> What the exercise asks
When the word "image" shows up in a line of the data below, copy that whole line.

> Data supplied
--*--

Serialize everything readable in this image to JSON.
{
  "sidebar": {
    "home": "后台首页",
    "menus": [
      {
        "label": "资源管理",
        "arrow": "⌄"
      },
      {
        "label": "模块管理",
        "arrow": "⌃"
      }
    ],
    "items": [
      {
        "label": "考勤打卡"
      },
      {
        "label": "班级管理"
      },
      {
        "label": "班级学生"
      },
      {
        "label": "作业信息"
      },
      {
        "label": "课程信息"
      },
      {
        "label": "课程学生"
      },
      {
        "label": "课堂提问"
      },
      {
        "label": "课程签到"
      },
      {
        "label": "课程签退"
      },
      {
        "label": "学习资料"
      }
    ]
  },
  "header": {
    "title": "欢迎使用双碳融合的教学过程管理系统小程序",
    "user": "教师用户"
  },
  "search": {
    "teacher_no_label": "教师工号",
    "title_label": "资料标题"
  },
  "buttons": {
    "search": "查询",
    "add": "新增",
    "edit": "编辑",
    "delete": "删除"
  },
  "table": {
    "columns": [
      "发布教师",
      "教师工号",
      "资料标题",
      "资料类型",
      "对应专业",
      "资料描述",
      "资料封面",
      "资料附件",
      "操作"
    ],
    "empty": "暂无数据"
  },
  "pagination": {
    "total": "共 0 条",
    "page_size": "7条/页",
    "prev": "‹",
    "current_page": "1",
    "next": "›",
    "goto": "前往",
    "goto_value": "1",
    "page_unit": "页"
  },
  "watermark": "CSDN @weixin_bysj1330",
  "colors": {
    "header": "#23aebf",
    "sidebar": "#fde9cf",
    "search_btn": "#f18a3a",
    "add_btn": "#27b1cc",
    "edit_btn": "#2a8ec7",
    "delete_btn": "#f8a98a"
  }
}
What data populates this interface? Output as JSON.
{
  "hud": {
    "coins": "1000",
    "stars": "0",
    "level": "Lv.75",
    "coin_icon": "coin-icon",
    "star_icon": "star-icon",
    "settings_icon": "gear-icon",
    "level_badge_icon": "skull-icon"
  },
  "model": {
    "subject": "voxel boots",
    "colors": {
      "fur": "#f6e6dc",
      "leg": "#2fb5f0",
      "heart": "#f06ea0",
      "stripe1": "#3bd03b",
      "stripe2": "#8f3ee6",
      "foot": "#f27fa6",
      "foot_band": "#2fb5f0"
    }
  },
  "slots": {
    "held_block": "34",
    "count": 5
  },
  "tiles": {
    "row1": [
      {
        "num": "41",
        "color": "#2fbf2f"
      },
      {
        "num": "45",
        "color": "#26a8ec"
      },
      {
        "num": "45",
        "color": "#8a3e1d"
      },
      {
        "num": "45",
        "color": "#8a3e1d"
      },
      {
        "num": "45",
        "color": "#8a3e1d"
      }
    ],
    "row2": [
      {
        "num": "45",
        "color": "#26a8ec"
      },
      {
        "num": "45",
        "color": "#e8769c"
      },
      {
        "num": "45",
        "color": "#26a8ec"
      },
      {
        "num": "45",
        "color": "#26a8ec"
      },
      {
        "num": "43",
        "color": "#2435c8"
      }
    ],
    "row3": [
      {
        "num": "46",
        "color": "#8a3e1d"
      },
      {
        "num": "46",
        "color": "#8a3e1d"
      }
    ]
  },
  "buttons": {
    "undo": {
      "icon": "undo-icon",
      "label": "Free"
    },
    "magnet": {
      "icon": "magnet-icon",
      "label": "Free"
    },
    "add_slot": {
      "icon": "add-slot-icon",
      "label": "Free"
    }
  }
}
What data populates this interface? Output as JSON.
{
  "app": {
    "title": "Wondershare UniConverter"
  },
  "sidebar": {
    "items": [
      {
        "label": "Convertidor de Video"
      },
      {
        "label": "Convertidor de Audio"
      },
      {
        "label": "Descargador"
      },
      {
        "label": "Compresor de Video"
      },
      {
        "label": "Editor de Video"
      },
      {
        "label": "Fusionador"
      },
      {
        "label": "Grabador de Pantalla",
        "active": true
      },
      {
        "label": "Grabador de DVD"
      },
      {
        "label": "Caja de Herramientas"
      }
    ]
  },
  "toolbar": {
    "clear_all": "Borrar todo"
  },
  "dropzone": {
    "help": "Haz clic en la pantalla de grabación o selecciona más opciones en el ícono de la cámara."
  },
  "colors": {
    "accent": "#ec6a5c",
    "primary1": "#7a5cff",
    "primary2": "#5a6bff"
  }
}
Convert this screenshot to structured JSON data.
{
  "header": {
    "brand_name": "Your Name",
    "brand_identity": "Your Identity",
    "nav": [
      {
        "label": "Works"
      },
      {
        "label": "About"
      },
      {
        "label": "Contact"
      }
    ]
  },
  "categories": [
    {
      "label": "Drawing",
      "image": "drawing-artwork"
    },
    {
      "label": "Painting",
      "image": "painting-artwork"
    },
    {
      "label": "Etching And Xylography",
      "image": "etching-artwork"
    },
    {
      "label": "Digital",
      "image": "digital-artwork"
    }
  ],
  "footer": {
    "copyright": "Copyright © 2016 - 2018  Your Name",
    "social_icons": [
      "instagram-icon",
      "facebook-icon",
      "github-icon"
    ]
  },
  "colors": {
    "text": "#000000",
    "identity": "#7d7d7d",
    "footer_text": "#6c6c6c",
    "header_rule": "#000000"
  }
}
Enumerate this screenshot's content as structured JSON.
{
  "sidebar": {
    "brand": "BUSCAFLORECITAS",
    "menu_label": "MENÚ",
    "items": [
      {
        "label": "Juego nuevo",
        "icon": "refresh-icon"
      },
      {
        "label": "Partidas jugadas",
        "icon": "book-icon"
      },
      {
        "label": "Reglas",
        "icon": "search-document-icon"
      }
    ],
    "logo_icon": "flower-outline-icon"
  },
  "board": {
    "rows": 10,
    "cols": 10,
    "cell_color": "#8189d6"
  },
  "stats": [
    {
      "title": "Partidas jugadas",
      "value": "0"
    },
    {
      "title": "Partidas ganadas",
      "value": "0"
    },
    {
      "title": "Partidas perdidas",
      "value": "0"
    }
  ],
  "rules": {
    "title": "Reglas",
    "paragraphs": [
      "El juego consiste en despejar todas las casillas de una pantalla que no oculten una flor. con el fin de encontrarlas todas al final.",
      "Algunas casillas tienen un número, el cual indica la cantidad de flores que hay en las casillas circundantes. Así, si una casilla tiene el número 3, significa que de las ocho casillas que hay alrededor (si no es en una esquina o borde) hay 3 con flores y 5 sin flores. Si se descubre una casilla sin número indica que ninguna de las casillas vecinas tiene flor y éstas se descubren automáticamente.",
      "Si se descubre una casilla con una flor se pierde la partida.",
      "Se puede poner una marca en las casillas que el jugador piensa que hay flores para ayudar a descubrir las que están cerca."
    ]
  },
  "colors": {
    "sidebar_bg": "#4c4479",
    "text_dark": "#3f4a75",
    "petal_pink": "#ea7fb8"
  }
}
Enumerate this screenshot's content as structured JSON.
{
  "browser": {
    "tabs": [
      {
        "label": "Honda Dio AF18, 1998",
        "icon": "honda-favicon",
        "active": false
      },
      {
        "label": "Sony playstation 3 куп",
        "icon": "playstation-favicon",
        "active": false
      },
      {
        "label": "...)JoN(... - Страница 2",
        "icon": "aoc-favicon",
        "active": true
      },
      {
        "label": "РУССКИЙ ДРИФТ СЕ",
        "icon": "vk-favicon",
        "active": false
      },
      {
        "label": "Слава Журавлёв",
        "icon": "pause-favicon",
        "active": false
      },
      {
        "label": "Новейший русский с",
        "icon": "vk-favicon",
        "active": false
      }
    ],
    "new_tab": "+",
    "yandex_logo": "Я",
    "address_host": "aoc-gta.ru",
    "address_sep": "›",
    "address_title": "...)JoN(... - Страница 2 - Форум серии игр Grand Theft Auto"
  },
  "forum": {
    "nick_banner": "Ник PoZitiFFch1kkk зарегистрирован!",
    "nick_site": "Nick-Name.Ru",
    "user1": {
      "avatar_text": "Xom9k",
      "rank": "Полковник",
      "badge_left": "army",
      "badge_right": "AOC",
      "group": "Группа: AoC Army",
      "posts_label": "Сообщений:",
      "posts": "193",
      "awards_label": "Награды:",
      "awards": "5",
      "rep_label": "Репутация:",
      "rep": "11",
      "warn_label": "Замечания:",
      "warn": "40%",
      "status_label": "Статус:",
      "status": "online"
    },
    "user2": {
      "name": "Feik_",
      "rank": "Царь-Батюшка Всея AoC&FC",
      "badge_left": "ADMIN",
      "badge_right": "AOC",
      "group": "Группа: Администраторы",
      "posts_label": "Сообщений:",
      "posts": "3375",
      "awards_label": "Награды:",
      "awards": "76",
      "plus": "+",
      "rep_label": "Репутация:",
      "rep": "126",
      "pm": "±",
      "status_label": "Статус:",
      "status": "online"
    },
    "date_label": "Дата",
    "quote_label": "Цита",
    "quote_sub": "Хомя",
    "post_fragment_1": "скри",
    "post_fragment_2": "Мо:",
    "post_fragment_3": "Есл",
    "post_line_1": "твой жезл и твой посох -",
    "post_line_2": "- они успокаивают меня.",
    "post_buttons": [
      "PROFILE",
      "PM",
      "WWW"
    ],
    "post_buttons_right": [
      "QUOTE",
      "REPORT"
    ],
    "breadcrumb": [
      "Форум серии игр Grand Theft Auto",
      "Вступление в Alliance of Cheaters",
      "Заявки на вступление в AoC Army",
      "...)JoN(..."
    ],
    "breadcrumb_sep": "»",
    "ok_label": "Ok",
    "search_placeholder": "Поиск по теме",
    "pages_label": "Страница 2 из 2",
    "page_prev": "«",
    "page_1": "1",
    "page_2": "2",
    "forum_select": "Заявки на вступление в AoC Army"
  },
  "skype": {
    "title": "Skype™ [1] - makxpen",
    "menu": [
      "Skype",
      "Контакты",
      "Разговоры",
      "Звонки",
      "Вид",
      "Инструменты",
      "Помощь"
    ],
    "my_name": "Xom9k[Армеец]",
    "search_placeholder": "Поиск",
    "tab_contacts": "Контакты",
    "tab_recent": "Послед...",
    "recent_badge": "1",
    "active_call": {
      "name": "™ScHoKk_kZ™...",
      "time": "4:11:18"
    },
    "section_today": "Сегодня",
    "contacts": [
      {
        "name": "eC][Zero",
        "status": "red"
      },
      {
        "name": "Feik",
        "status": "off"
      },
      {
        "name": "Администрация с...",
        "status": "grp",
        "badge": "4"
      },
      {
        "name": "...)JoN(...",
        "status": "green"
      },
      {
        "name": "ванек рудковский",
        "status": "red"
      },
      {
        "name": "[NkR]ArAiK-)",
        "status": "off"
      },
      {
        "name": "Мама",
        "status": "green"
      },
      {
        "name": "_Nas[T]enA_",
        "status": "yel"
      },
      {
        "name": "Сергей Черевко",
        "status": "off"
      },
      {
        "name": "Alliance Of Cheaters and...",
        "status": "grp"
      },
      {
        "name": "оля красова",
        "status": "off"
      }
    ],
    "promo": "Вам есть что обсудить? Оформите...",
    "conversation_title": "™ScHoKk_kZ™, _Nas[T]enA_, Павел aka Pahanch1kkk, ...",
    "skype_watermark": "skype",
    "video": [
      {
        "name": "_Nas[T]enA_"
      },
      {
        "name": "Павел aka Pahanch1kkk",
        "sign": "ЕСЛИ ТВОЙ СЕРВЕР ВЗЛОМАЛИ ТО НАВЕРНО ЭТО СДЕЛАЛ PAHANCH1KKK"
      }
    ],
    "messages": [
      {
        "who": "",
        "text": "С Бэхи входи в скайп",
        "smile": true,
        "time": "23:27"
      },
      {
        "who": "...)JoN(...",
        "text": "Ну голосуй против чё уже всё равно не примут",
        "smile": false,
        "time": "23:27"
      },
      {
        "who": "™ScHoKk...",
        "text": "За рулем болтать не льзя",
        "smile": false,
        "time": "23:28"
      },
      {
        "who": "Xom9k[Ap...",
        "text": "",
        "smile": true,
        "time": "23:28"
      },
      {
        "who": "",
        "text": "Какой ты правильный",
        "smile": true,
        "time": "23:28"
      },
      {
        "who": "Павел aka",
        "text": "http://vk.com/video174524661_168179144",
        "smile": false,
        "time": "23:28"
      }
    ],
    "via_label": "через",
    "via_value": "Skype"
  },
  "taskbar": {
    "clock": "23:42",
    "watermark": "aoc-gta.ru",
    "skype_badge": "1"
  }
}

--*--

> Solution
Serialize everything readable in this image to JSON.
      "image": "drawing-artwork"
      "image": "painting-artwork"
      "image": "etching-artwork"
      "image": "digital-artwork"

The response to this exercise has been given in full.